%%

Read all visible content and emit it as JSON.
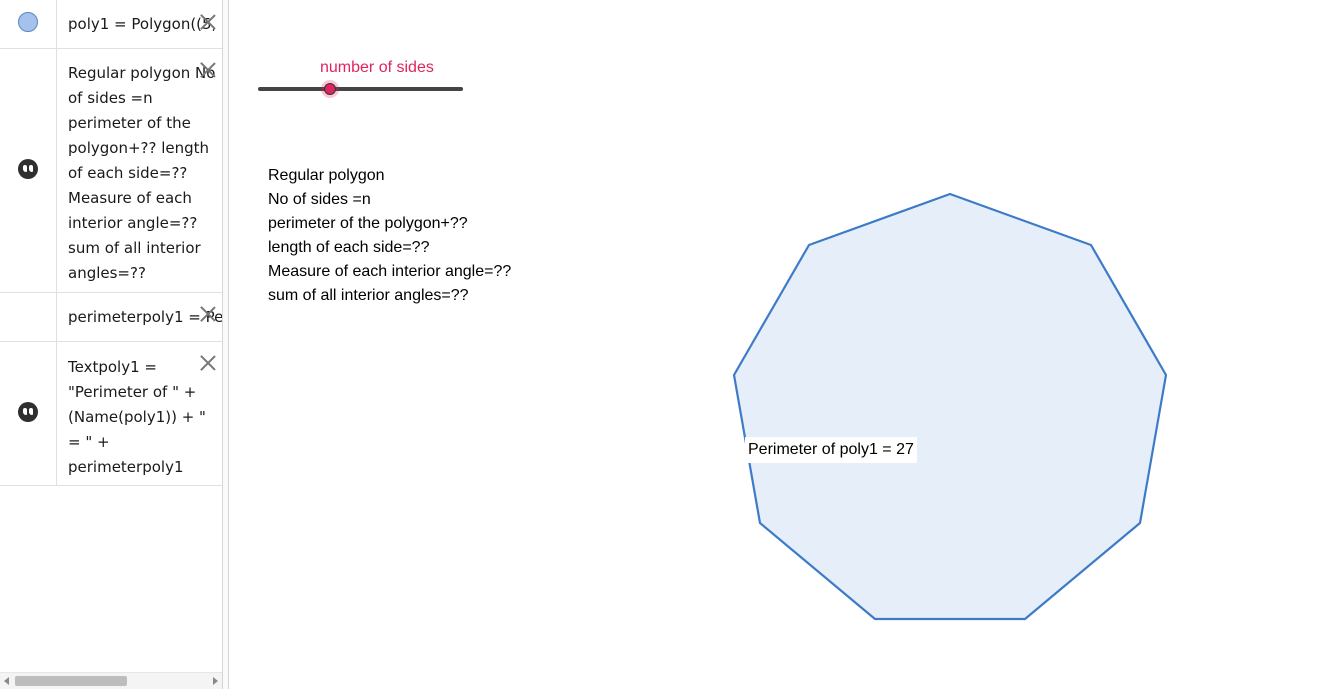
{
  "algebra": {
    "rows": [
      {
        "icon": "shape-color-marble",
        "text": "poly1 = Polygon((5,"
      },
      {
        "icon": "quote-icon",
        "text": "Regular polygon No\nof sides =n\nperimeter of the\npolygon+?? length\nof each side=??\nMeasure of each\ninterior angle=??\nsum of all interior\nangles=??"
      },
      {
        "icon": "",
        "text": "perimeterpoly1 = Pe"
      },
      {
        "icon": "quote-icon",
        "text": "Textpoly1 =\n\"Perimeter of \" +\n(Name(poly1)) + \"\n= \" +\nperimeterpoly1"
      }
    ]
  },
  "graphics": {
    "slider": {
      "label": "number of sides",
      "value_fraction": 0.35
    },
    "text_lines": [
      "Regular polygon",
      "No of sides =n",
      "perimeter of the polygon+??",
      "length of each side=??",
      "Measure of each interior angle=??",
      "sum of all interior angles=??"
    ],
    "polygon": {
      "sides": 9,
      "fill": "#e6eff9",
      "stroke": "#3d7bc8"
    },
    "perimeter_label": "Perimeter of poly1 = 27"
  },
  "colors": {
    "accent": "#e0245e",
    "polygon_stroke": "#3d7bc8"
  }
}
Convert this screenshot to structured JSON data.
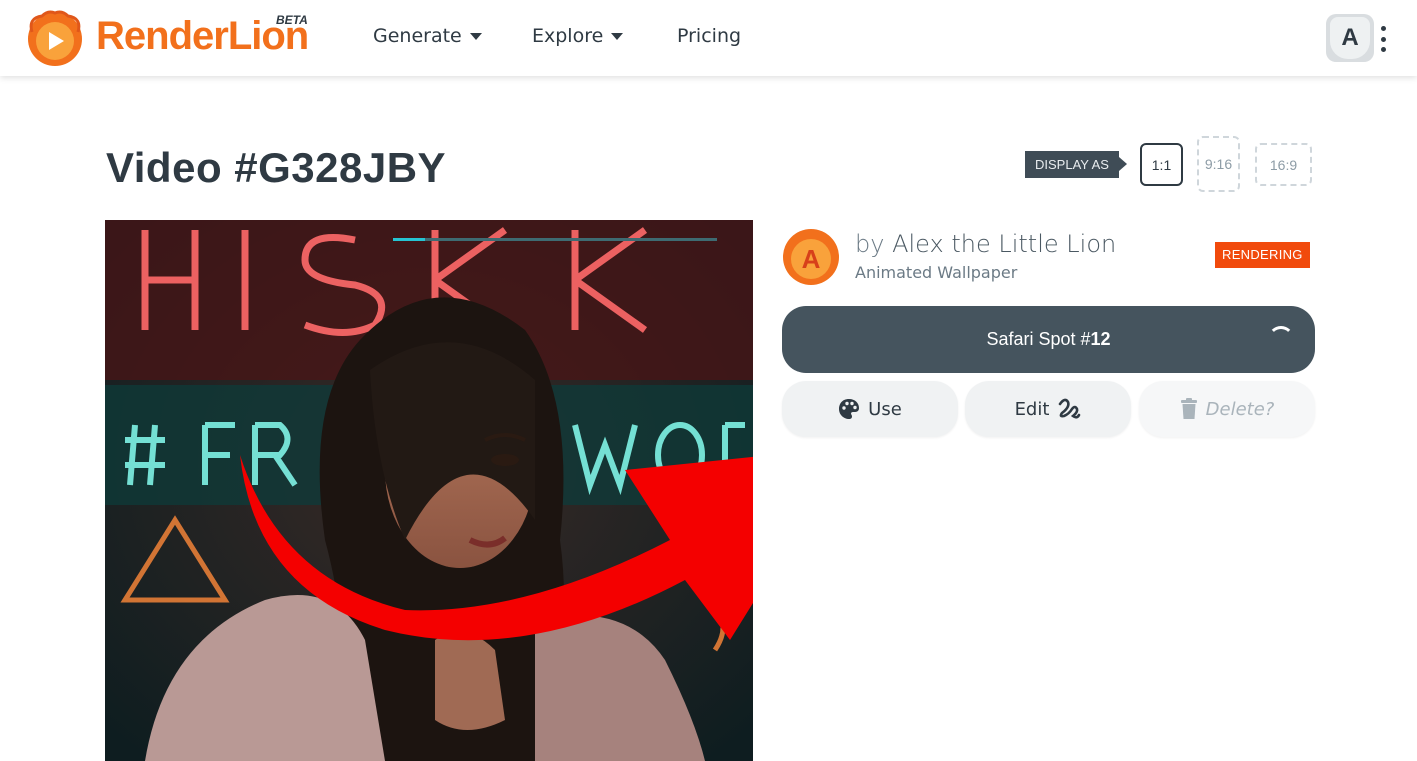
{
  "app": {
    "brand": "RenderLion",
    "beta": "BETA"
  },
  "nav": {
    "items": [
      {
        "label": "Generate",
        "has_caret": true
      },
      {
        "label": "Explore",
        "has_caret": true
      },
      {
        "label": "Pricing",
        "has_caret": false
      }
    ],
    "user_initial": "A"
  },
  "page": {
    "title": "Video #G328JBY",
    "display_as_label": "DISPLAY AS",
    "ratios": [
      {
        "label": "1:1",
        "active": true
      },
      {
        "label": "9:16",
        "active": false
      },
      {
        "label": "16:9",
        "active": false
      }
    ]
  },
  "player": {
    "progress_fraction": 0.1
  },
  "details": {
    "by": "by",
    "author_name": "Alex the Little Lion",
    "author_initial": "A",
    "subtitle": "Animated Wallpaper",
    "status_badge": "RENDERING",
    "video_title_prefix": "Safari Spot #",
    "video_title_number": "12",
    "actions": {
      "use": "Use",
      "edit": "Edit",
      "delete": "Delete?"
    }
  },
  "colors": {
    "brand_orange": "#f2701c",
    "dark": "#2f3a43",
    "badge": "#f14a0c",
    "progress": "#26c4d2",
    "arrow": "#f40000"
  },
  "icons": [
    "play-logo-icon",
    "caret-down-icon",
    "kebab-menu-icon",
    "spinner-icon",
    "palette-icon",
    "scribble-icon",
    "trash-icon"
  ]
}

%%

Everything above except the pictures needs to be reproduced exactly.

Read all visible content and emit it as JSON.
{
  "algebra": {
    "rows": [
      {
        "icon": "shape-color-marble",
        "text": "poly1 = Polygon((5,"
      },
      {
        "icon": "quote-icon",
        "text": "Regular polygon No\nof sides =n\nperimeter of the\npolygon+?? length\nof each side=??\nMeasure of each\ninterior angle=??\nsum of all interior\nangles=??"
      },
      {
        "icon": "",
        "text": "perimeterpoly1 = Pe"
      },
      {
        "icon": "quote-icon",
        "text": "Textpoly1 =\n\"Perimeter of \" +\n(Name(poly1)) + \"\n= \" +\nperimeterpoly1"
      }
    ]
  },
  "graphics": {
    "slider": {
      "label": "number of sides",
      "value_fraction": 0.35
    },
    "text_lines": [
      "Regular polygon",
      "No of sides =n",
      "perimeter of the polygon+??",
      "length of each side=??",
      "Measure of each interior angle=??",
      "sum of all interior angles=??"
    ],
    "polygon": {
      "sides": 9,
      "fill": "#e6eff9",
      "stroke": "#3d7bc8"
    },
    "perimeter_label": "Perimeter of poly1 = 27"
  },
  "colors": {
    "accent": "#e0245e",
    "polygon_stroke": "#3d7bc8"
  }
}
Convert this screenshot to structured JSON data.
{
  "app": {
    "brand": "RenderLion",
    "beta": "BETA"
  },
  "nav": {
    "items": [
      {
        "label": "Generate",
        "has_caret": true
      },
      {
        "label": "Explore",
        "has_caret": true
      },
      {
        "label": "Pricing",
        "has_caret": false
      }
    ],
    "user_initial": "A"
  },
  "page": {
    "title": "Video #G328JBY",
    "display_as_label": "DISPLAY AS",
    "ratios": [
      {
        "label": "1:1",
        "active": true
      },
      {
        "label": "9:16",
        "active": false
      },
      {
        "label": "16:9",
        "active": false
      }
    ]
  },
  "player": {
    "progress_fraction": 0.1
  },
  "details": {
    "by": "by",
    "author_name": "Alex the Little Lion",
    "author_initial": "A",
    "subtitle": "Animated Wallpaper",
    "status_badge": "RENDERING",
    "video_title_prefix": "Safari Spot #",
    "video_title_number": "12",
    "actions": {
      "use": "Use",
      "edit": "Edit",
      "delete": "Delete?"
    }
  },
  "colors": {
    "brand_orange": "#f2701c",
    "dark": "#2f3a43",
    "badge": "#f14a0c",
    "progress": "#26c4d2",
    "arrow": "#f40000"
  },
  "icons": [
    "play-logo-icon",
    "caret-down-icon",
    "kebab-menu-icon",
    "spinner-icon",
    "palette-icon",
    "scribble-icon",
    "trash-icon"
  ]
}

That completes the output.